The North South divide
355 miles done.
I’m typing this sat in a tree lined park with a river running through it. Its boiling hot (for England) so I’m working in the shade of a tree. Dana, who I can just see over the top of a hedge is in the play ground and as usual is at the top of the climbing frame hanging upside down. There are two teenagers on the picnic bench nearby discussing their love lives and the upcoming summer holidays. Its your typical English park scene.
We’re about 5 miles south of Luton. I liked Luton a lot, we got a lot of help, met some really interesting people from the NUT and UKIP with strong ideas and there was a real sense of energy to the town. Its been, however, a long time since I’ve seen so many people with a drugs problem out in the open in a town centre. It surprised me- we usually hide these things away from our town centres in the UK. We’ve covered about 355 miles and London is looming; the end is fast approaching. We’ve been through Oxford, Leighton Buzzard, Luton and a lot of tiny villages since I last wrote.

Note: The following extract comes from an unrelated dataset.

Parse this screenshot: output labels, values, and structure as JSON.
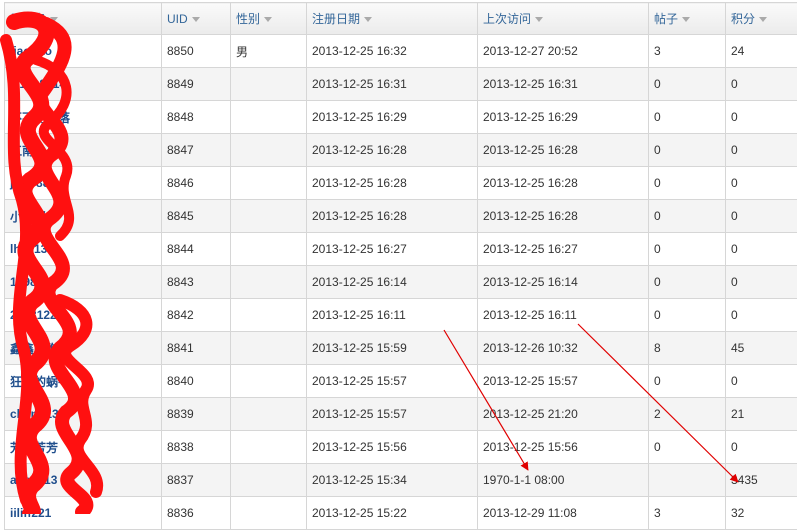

Based on my experiences from this trip I’ve come to a conclusion I never, ever thought I’d hear my say, or write: so listen carefully because I’m only going to whisper it once. Southerners are incredibly helpful and friendly. They may even been more helpful than northerners.This goes against all stereotypes and reputations, and I say this as a born northerner; someone who has a complete love of the north of England engrained in my soul. But based on the evidence from this journey I can’t deny that we have received the most help in the last week.
England has a border with Wales and Scotland but it also has a cultural borders that divide it up further. There is ’The North’ (capital letters necessary) ’The South’ and then a rather Tolkien-esk sounding ’Midlands’. These borders are not official and everyone you speak to will have a slightly different view of where they lie, but The North basically comprises Liverpool, Manchester, Sheffield and Hull upwards to the border with Scotland. The South starts at Bath, Oxford, Luton, Norfolk and downwards to the Channel. The stereotype goes that The North is poorer, less educated and there are fewer jobs but the people are very friendly and warm. The South stereotype is the polar opposite; affluence, opportunity but the people are not helpful or friendly.
According to these cultural borders we spent the first two weeks in The North, a month in the Midlands and we are now in The South. And we’ve never had so much help. Since being in The South we have been helped every night in some way, a farmer has brought us bacon and sausage butties (sandwiches), we’ve offered showers, beers and whatever patch of land people have to offer. This has genuinely completey surprised me. Last night a family took us in as it was going dark, let us camp in their garden, made us a fire and sat talking with us until midnight. They made us breakfast and tea this morning. A few nights ago an ’intentional community’ (co-housing and farming) invited us in to their centre and cooked us dinner. This was the first time we had been invited in for food. I’d like to point out here people have been generous and helpful all along the way, but they have been especially generous over the last week when, according to reputation they should be less helpful.
We’ve asked a few people about this and one lady in the playground here in the park explained ” Northerners are friendly in a superficial way, they talk to you in the street but are less willing to help. Southerners are the other way round, they don’t talk to you initally but they will help. ” The lady at the house last night wondered if it was maybe an economic issue, that southerners have more to offer and so they do.
For me the jury is out on this new discovery, I don’t know what I think the reasons are but whilst I’m thinking about it I will be happily reaping the benefits of a very friendly South.
Do follow our progress on http://punkt.luxson.com/daddyadventurer/
© Copyright 2014 Explorer Mikael Strandberg | Photos and texts Copyright Explorer Mikael Strandberg